I spent a delightful week in Seoul, South Korea, to attend the MobiSys annual conference. In the process I explored the city, took two hikes, and captured a nice gallery of photos. After the break, a few highlights and observations.
- I strolled through a huge market that sold nothing but dried fish, dried shellfish, and dried seaweed – mostly, teeny tiny fish, or ground fish. Incongruously, in the middle of the market was a British couple making crepes for passing customers.
- I walked half of the Namsan Circuit, which circumnavigates the verdant Namsan Hill park in the center of the city, then walked up and over the hill, following the restored ruins of the ancient city walls.
- On a blue-sky day I hiked with a friend to the top of Baegundae Mountain, on the northern edge of the city; we were lucky to conclude the hike before noon because there were hundreds of people ascending as we came down. The views were spectacular and the summit terrain impressively steep.
- Early one morning I explored the streets of the Bukchon neighborhood, with its traditional hanok-style houses and picturesque alleys and tiny gardens.
- With a former postdoc I toured the two major palaces – Changdeokgung and Geyongbokgung, including the secret gardens at the latter. Beautifully restored, these extensive palaces date back to ~1400 C.E.
- I experienced so many new tastes in a delectable set of meals, from a tiny noodle shop in the Insadong neighborhood, to an intensely innovative meal at Jungstix cafe (below), to a series of traditional Korean dinners with a dozen or more dishes.
- I explored the peaceful grounds of the Bongeunsa Buddhist temple, right across the street from my hotel.
- I rode to the top of the tallest building in Korea – the 6th tallest building in the world – for sunset views from their observation deck. Magical!
- Although it was chilly and rainy for the first few days, the final four days were beautiful – sunny and perfect temperature. I’m told I was lucky to avoid the air pollution that sometimes blows in from China.
- Seoul is incredibly well organized, easy to navigate, clean, and pleasant.
- The metro system is efficient, organized, easy to use, supportive of people with disability, and spotlessly clean.
- On the metro I once watched an elderly man enter the train with cane. Although the car was mostly empty, people stood up to give him a seat. Between stops, he stood up, used both hands to grasp the handrail overhead, swung back and forth a few times, then did six overhand pull-ups!
- Indeed, on both hikes I saw numerous 70-something people out walking or hiking. A very fit population!
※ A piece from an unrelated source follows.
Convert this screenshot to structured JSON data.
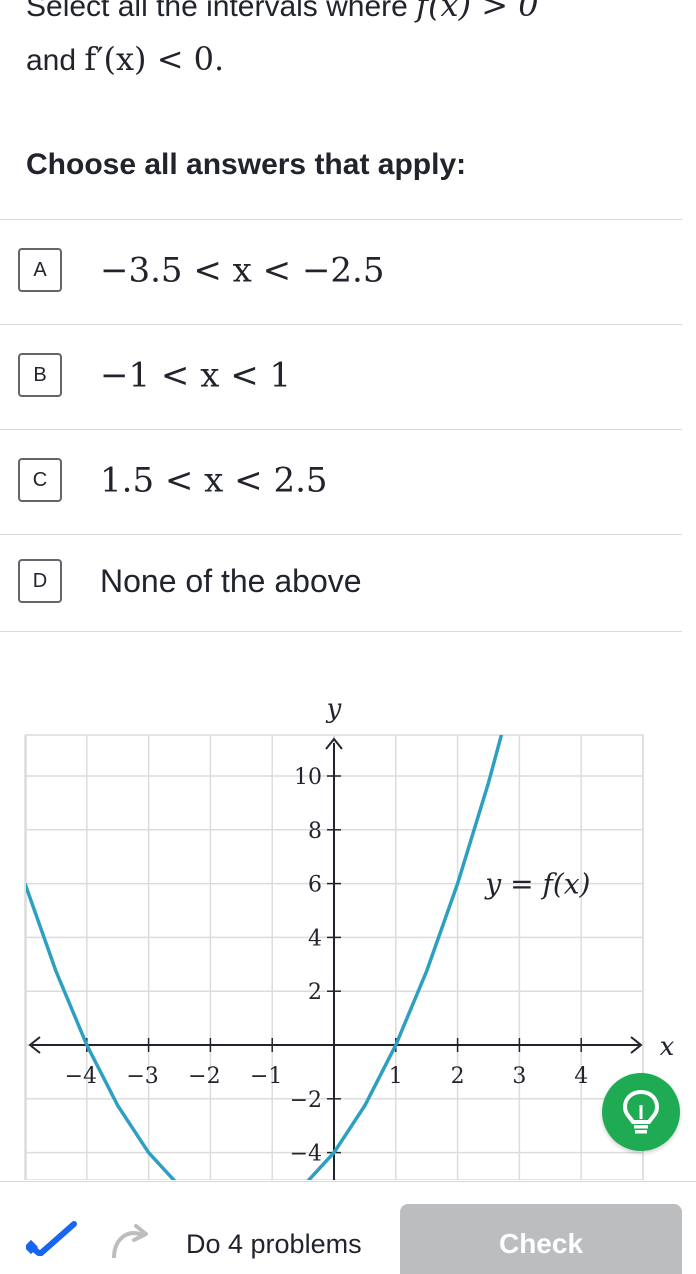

- The Namsan Circuit is a paved pathway through a peaceful, green park, encircling Namsan Hill. I was there in early morning and shared the path mostly with older adults out for their morning walk; they would pause at the periodic exercise stations to work out on the various machines, or take off their shoes to walk on the red clay path. The park is immaculately kept – workers were busy picking up every dropped leave or broken branch. I diverted from my circumnavigation to climb the steep steps to the summit of the hill, where I found the top of the cable-car station and a tourist tower that enables visitors to take in the view over the city – at the station there were thousands of locks clipped to the railings, more than I’ve ever seen at similar sites around the world. I needed video to really capture the immense collection.